Noonan signals intention to take a small bite from Apple’s favourable tax status
Opinion: Move seen as attempt to limit reputational damage
Apple makes sleek, feelgood products but some aspects of its tax avoidance strategy look truly awful.
For one thing, it marks an exceedingly rare case of the munificent Irish corporate tax regime being pared back a little. As such, it is a departure from relentless expansion. Loopholes have been closed off before, but usually in a quieter fashion. This came in the Dáil on budget day with the world watching as Ireland readies its exit from the bailout.
For another, it comes only four months after Taoiseach Enda Kenny said no country could act unilaterally in the drive to extract more tax from global commerce. That, of course, is exactly what happened here. So what is going on?
While a number of discrete forces are at work, this boils down to a response of sorts to international pressure against questionable tax policies practised in Ireland by certain multinationals.
Having resolutely held the line for years that no move was warranted because the Irish system was entirely transparent and statute-based, this move by the Government marks a change of pitch, if not of substance in any fundamental sense. Yet questions are inevitably raised as to whether pressure within the EU, in Germany particularly, and at the level of the Group of Eight, leads down the line to further change from Ireland.

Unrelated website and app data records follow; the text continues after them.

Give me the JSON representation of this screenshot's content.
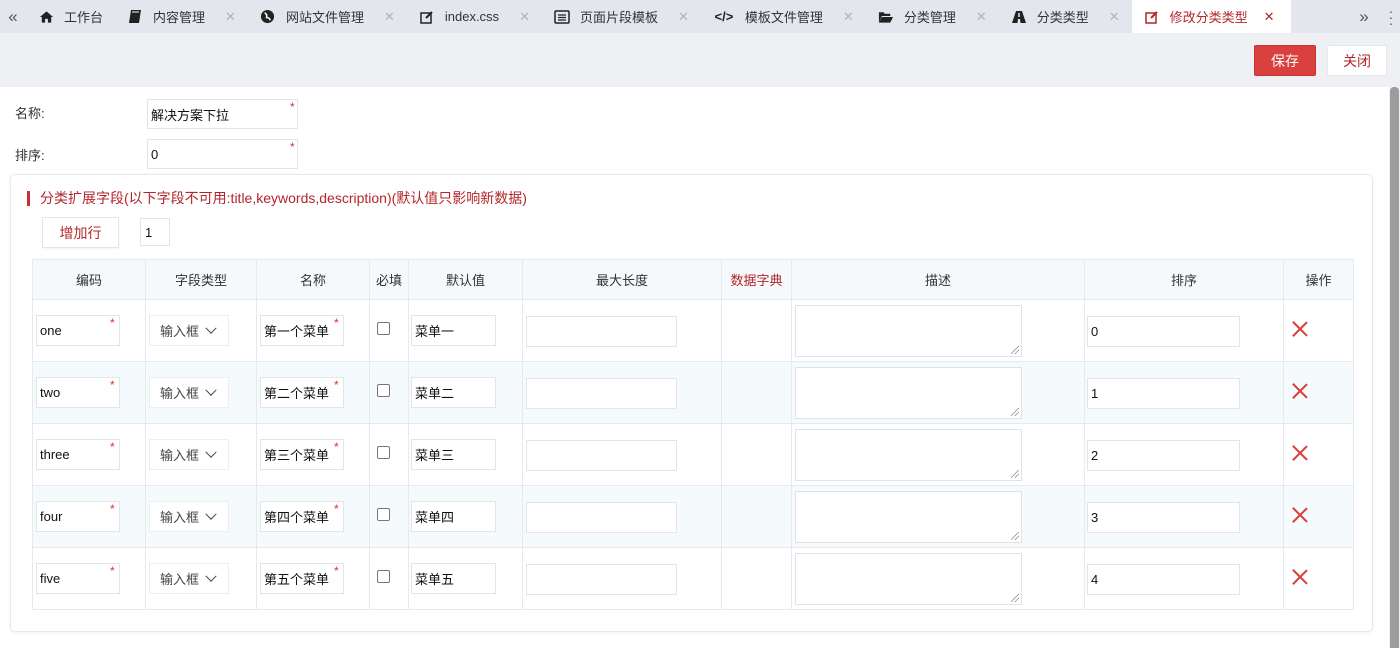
{
  "tabs": [
    {
      "label": "工作台",
      "icon": "home-icon",
      "closable": false,
      "active": false
    },
    {
      "label": "内容管理",
      "icon": "book-icon",
      "closable": true,
      "active": false
    },
    {
      "label": "网站文件管理",
      "icon": "globe-icon",
      "closable": true,
      "active": false
    },
    {
      "label": "index.css",
      "icon": "edit-icon",
      "closable": true,
      "active": false
    },
    {
      "label": "页面片段模板",
      "icon": "list-icon",
      "closable": true,
      "active": false
    },
    {
      "label": "模板文件管理",
      "icon": "code-icon",
      "closable": true,
      "active": false
    },
    {
      "label": "分类管理",
      "icon": "folder-open-icon",
      "closable": true,
      "active": false
    },
    {
      "label": "分类类型",
      "icon": "road-icon",
      "closable": true,
      "active": false
    },
    {
      "label": "修改分类类型",
      "icon": "edit-icon",
      "closable": true,
      "active": true
    }
  ],
  "toolbar": {
    "save_label": "保存",
    "close_label": "关闭"
  },
  "form": {
    "name_label": "名称:",
    "name_value": "解决方案下拉",
    "sort_label": "排序:",
    "sort_value": "0"
  },
  "panel": {
    "title": "分类扩展字段(以下字段不可用:title,keywords,description)(默认值只影响新数据)",
    "add_row_label": "增加行",
    "row_count": "1"
  },
  "table": {
    "headers": [
      "编码",
      "字段类型",
      "名称",
      "必填",
      "默认值",
      "最大长度",
      "数据字典",
      "描述",
      "排序",
      "操作"
    ],
    "rows": [
      {
        "code": "one",
        "type": "输入框",
        "name": "第一个菜单",
        "required": false,
        "default": "菜单一",
        "max_length": "",
        "description": "",
        "sort": "0"
      },
      {
        "code": "two",
        "type": "输入框",
        "name": "第二个菜单",
        "required": false,
        "default": "菜单二",
        "max_length": "",
        "description": "",
        "sort": "1"
      },
      {
        "code": "three",
        "type": "输入框",
        "name": "第三个菜单",
        "required": false,
        "default": "菜单三",
        "max_length": "",
        "description": "",
        "sort": "2"
      },
      {
        "code": "four",
        "type": "输入框",
        "name": "第四个菜单",
        "required": false,
        "default": "菜单四",
        "max_length": "",
        "description": "",
        "sort": "3"
      },
      {
        "code": "five",
        "type": "输入框",
        "name": "第五个菜单",
        "required": false,
        "default": "菜单五",
        "max_length": "",
        "description": "",
        "sort": "4"
      }
    ]
  },
  "colors": {
    "accent": "#b3262b",
    "save_button": "#d9403e",
    "required_mark": "#e0302f"
  }
}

This is highly sensitive politically, given the totemic status of the 12.5 per cent corporate tax rate and its associated trappings and the pressing need to create more and more jobs. It is all the more so with concessions being held out in coalition talks in Germany as the price for any further Irish aid.
The first point to be made is that the decision made on Tuesday is quite narrow: it will prevent Apple and a small number of other firms from making Irish-registered subsidiaries “stateless” in terms of their tax residency to radically cut their tax burden.
The basic accusation against this particular scheme is that it provides legal cover for hugely profitable businesses such as Apple to minimise their tax exposure to the point that they pay only negligible amounts. Apple makes sleek, feelgood products but this kind of thing looks truly dreadful. The fact that it has carried on within the precise letter of the law for many years does not make it appear any better.
Elimination will take effect only in 2015. Irish officials expect it will be revenue-neutral from an exchequer perspective, but that is not really the point. This is more about Ireland’s standing in the international scene and the need to protect an economic model which has foreign direct investment at its very core.